Items from a data source:
++++++

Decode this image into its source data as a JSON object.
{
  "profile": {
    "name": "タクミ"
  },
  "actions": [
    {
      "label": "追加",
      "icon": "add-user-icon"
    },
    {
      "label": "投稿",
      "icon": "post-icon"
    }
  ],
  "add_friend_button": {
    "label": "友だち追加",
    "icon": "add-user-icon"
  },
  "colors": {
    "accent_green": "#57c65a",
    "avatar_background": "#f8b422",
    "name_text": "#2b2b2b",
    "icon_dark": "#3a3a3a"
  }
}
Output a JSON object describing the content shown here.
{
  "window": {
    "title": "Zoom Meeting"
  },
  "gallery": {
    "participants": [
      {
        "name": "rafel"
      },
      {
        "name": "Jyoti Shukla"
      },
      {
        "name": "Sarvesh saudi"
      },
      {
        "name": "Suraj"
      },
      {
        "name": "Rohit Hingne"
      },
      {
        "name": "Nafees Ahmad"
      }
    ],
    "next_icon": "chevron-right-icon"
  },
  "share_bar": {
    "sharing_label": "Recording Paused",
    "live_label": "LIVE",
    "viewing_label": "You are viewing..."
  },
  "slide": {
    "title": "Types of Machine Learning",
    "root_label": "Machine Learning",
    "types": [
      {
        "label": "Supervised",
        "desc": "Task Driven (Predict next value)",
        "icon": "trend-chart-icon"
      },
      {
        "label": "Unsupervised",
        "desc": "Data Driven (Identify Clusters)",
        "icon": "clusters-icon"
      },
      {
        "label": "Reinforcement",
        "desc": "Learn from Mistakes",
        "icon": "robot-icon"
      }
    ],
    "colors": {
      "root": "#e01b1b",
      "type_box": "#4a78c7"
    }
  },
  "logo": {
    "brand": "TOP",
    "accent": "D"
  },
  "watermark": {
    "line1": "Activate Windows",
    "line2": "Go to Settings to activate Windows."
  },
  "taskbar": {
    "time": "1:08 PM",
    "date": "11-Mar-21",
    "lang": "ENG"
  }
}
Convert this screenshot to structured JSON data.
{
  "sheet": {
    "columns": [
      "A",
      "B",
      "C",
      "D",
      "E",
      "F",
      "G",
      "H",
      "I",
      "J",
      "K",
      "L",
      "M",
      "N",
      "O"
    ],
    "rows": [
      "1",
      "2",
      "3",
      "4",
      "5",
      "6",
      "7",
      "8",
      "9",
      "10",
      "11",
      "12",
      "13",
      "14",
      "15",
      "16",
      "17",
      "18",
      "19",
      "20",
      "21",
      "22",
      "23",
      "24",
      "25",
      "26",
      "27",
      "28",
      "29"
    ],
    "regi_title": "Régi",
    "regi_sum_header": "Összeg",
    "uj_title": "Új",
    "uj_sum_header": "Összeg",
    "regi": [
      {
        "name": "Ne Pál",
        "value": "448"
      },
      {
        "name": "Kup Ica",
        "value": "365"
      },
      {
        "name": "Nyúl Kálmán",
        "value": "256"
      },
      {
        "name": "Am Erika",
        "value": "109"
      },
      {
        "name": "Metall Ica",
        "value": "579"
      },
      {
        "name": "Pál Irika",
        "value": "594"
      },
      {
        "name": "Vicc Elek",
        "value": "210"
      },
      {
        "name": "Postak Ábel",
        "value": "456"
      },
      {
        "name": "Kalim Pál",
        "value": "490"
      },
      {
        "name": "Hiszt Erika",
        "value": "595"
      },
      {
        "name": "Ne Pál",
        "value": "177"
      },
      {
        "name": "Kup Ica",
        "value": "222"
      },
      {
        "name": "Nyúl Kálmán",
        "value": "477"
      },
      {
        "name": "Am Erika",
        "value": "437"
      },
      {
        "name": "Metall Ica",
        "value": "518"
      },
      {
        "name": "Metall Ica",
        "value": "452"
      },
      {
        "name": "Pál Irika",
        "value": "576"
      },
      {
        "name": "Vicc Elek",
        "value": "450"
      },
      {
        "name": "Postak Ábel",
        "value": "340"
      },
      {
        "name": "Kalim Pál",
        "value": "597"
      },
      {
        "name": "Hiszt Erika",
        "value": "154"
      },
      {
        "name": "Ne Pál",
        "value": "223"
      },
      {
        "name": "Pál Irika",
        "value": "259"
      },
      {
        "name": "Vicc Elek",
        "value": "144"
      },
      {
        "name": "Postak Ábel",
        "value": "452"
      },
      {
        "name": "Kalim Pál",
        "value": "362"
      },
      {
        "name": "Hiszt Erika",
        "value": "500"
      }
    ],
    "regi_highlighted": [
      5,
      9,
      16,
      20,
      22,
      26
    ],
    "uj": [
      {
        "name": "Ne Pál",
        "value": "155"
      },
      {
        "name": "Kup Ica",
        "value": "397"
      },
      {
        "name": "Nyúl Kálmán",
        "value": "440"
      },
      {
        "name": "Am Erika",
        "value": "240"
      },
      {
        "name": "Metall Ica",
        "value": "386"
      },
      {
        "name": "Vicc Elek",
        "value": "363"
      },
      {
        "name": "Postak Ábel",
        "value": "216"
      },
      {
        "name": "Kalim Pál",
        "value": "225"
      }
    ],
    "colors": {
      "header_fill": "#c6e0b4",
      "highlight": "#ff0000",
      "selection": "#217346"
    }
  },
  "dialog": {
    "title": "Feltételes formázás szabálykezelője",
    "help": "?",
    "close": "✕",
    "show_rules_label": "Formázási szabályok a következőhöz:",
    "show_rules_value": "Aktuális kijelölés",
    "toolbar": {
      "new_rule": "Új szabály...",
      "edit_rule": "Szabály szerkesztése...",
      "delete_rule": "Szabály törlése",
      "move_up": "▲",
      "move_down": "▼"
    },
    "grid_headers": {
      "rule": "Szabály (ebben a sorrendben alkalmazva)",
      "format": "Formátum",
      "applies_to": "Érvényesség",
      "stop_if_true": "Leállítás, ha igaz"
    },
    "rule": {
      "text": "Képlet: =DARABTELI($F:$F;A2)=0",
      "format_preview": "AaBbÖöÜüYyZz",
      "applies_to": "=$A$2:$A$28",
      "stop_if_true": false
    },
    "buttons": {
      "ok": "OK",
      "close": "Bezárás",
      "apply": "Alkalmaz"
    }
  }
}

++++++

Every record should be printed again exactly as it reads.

**Solution below**
Decode this image into its source data as a JSON object.
{
  "profile": {
    "name": "タクミ"
  },
  "actions": [
    {
      "label": "追加",
      "icon": "add-user-icon"
    },
    {
      "label": "投稿",
      "icon": "post-icon"
    }
  ],
  "add_friend_button": {
    "label": "友だち追加",
    "icon": "add-user-icon"
  },
  "colors": {
    "accent_green": "#57c65a",
    "avatar_background": "#f8b422",
    "name_text": "#2b2b2b",
    "icon_dark": "#3a3a3a"
  }
}
Output a JSON object describing the content shown here.
{
  "window": {
    "title": "Zoom Meeting"
  },
  "gallery": {
    "participants": [
      {
        "name": "rafel"
      },
      {
        "name": "Jyoti Shukla"
      },
      {
        "name": "Sarvesh saudi"
      },
      {
        "name": "Suraj"
      },
      {
        "name": "Rohit Hingne"
      },
      {
        "name": "Nafees Ahmad"
      }
    ],
    "next_icon": "chevron-right-icon"
  },
  "share_bar": {
    "sharing_label": "Recording Paused",
    "live_label": "LIVE",
    "viewing_label": "You are viewing..."
  },
  "slide": {
    "title": "Types of Machine Learning",
    "root_label": "Machine Learning",
    "types": [
      {
        "label": "Supervised",
        "desc": "Task Driven (Predict next value)",
        "icon": "trend-chart-icon"
      },
      {
        "label": "Unsupervised",
        "desc": "Data Driven (Identify Clusters)",
        "icon": "clusters-icon"
      },
      {
        "label": "Reinforcement",
        "desc": "Learn from Mistakes",
        "icon": "robot-icon"
      }
    ],
    "colors": {
      "root": "#e01b1b",
      "type_box": "#4a78c7"
    }
  },
  "logo": {
    "brand": "TOP",
    "accent": "D"
  },
  "watermark": {
    "line1": "Activate Windows",
    "line2": "Go to Settings to activate Windows."
  },
  "taskbar": {
    "time": "1:08 PM",
    "date": "11-Mar-21",
    "lang": "ENG"
  }
}
Convert this screenshot to structured JSON data.
{
  "sheet": {
    "columns": [
      "A",
      "B",
      "C",
      "D",
      "E",
      "F",
      "G",
      "H",
      "I",
      "J",
      "K",
      "L",
      "M",
      "N",
      "O"
    ],
    "rows": [
      "1",
      "2",
      "3",
      "4",
      "5",
      "6",
      "7",
      "8",
      "9",
      "10",
      "11",
      "12",
      "13",
      "14",
      "15",
      "16",
      "17",
      "18",
      "19",
      "20",
      "21",
      "22",
      "23",
      "24",
      "25",
      "26",
      "27",
      "28",
      "29"
    ],
    "regi_title": "Régi",
    "regi_sum_header": "Összeg",
    "uj_title": "Új",
    "uj_sum_header": "Összeg",
    "regi": [
      {
        "name": "Ne Pál",
        "value": "448"
      },
      {
        "name": "Kup Ica",
        "value": "365"
      },
      {
        "name": "Nyúl Kálmán",
        "value": "256"
      },
      {
        "name": "Am Erika",
        "value": "109"
      },
      {
        "name": "Metall Ica",
        "value": "579"
      },
      {
        "name": "Pál Irika",
        "value": "594"
      },
      {
        "name": "Vicc Elek",
        "value": "210"
      },
      {
        "name": "Postak Ábel",
        "value": "456"
      },
      {
        "name": "Kalim Pál",
        "value": "490"
      },
      {
        "name": "Hiszt Erika",
        "value": "595"
      },
      {
        "name": "Ne Pál",
        "value": "177"
      },
      {
        "name": "Kup Ica",
        "value": "222"
      },
      {
        "name": "Nyúl Kálmán",
        "value": "477"
      },
      {
        "name": "Am Erika",
        "value": "437"
      },
      {
        "name": "Metall Ica",
        "value": "518"
      },
      {
        "name": "Metall Ica",
        "value": "452"
      },
      {
        "name": "Pál Irika",
        "value": "576"
      },
      {
        "name": "Vicc Elek",
        "value": "450"
      },
      {
        "name": "Postak Ábel",
        "value": "340"
      },
      {
        "name": "Kalim Pál",
        "value": "597"
      },
      {
        "name": "Hiszt Erika",
        "value": "154"
      },
      {
        "name": "Ne Pál",
        "value": "223"
      },
      {
        "name": "Pál Irika",
        "value": "259"
      },
      {
        "name": "Vicc Elek",
        "value": "144"
      },
      {
        "name": "Postak Ábel",
        "value": "452"
      },
      {
        "name": "Kalim Pál",
        "value": "362"
      },
      {
        "name": "Hiszt Erika",
        "value": "500"
      }
    ],
    "regi_highlighted": [
      5,
      9,
      16,
      20,
      22,
      26
    ],
    "uj": [
      {
        "name": "Ne Pál",
        "value": "155"
      },
      {
        "name": "Kup Ica",
        "value": "397"
      },
      {
        "name": "Nyúl Kálmán",
        "value": "440"
      },
      {
        "name": "Am Erika",
        "value": "240"
      },
      {
        "name": "Metall Ica",
        "value": "386"
      },
      {
        "name": "Vicc Elek",
        "value": "363"
      },
      {
        "name": "Postak Ábel",
        "value": "216"
      },
      {
        "name": "Kalim Pál",
        "value": "225"
      }
    ],
    "colors": {
      "header_fill": "#c6e0b4",
      "highlight": "#ff0000",
      "selection": "#217346"
    }
  },
  "dialog": {
    "title": "Feltételes formázás szabálykezelője",
    "help": "?",
    "close": "✕",
    "show_rules_label": "Formázási szabályok a következőhöz:",
    "show_rules_value": "Aktuális kijelölés",
    "toolbar": {
      "new_rule": "Új szabály...",
      "edit_rule": "Szabály szerkesztése...",
      "delete_rule": "Szabály törlése",
      "move_up": "▲",
      "move_down": "▼"
    },
    "grid_headers": {
      "rule": "Szabály (ebben a sorrendben alkalmazva)",
      "format": "Formátum",
      "applies_to": "Érvényesség",
      "stop_if_true": "Leállítás, ha igaz"
    },
    "rule": {
      "text": "Képlet: =DARABTELI($F:$F;A2)=0",
      "format_preview": "AaBbÖöÜüYyZz",
      "applies_to": "=$A$2:$A$28",
      "stop_if_true": false
    },
    "buttons": {
      "ok": "OK",
      "close": "Bezárás",
      "apply": "Alkalmaz"
    }
  }
}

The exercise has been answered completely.